In July, 87.2 percent of Web site visitors used Microsoft’s Internet Explorer, up from 86.56 percent the month before. Firefox, IE’s closest rival, saw its share decline from a record high 8.71 percent in June to 8.07 percent this month.
So what’s putting a damper on Firefox’s momentum? Could it be that the recent flood of security patches has scared off would-be Firefox converts? Or is it more likely that the browser side of the open-source movement is faddish and is beginning to wane?
Credit Where Credit is Due
Wilcox said Firefox’s apparent slip may not be as much about security flaws — all browsers fall prey to negative publicity regarding vulnerabilities — and open-source is definitely not a passing fad.
Instead of placing blame on Mozilla, Wilcox suggested that Microsoft deserves some credit. Microsoft recently released a new Web browser into beta and that application is in the hands of developers. When Vista is released to the general population, consumers are in for a new Internet Explorer experience.
“After years of not updating its browser, we’ve finally reached the point where it’s catch up time for Microsoft [in terms of browser technology],” Wilcox said. “The sheriff is back in town.”
New Look Microsoft
Indeed, Firefox has been gaining ground on Internet Explorer for many quarters — and its supporters have made no bones about boasting that fact.

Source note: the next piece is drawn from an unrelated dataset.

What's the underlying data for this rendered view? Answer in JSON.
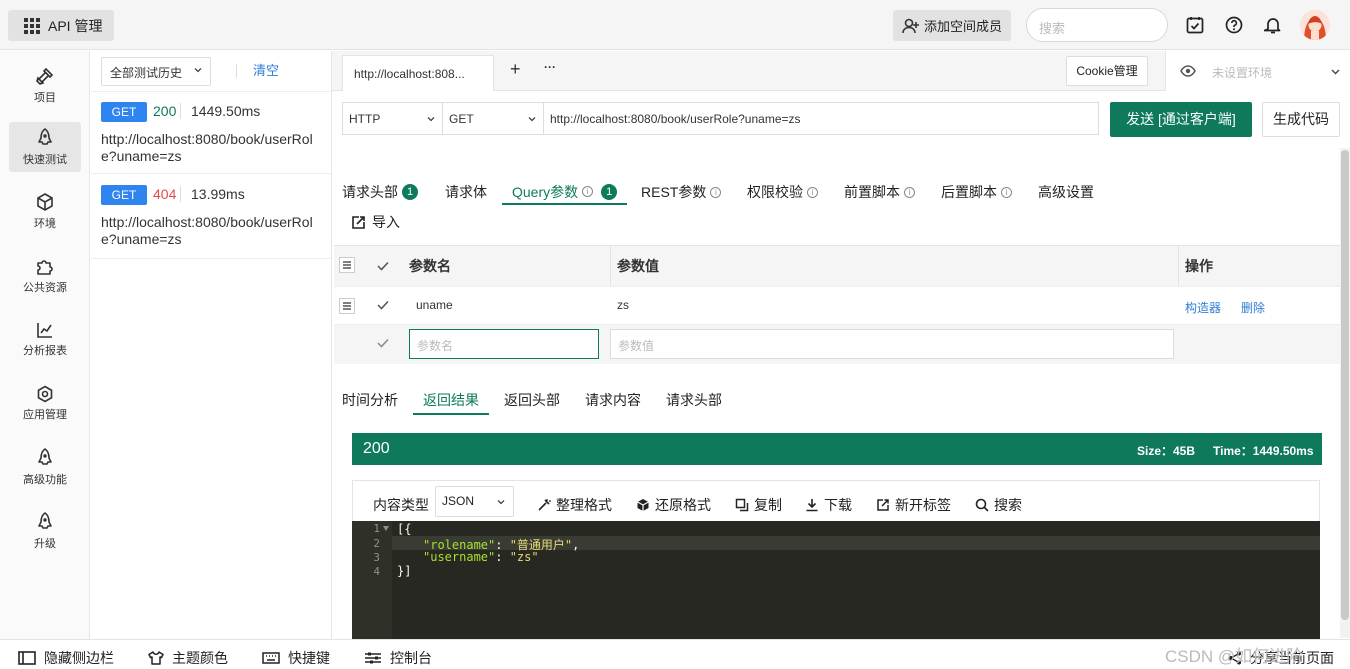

But analysts saw the day coming when Microsoft would rally its high-tech troops and release a new version to be reckoned with.
Wilcox said it’s not as if there is a market reversal. Firefox may have stolen some market share from Internet Explorer, but it never took the market lead.
“What it really comes down to is who is using what browser. Clearly, while data show that many businesses and consumers are now using Firefox, the dominant browser is still Internet Explorer,” Wilcox said. “Microsoft is the incumbent and the incumbent has a new look.”
Tour de Web?
Wilcox compares the Web browser race to the Tour de France. He pictures Microsoft as Lance Armstrong — the champion who is 50 miles ahead of its nearest competitor, Mozilla — and the competitor closed the lead by just a few miles.
“There’s still a long lead between first and second place. Put into perspective, Firefox can continue gaining users, but Microsoft is still ahead by a huge margin and now it is beginning to recapture users who may have moved over to Firefox,” Wilcox said.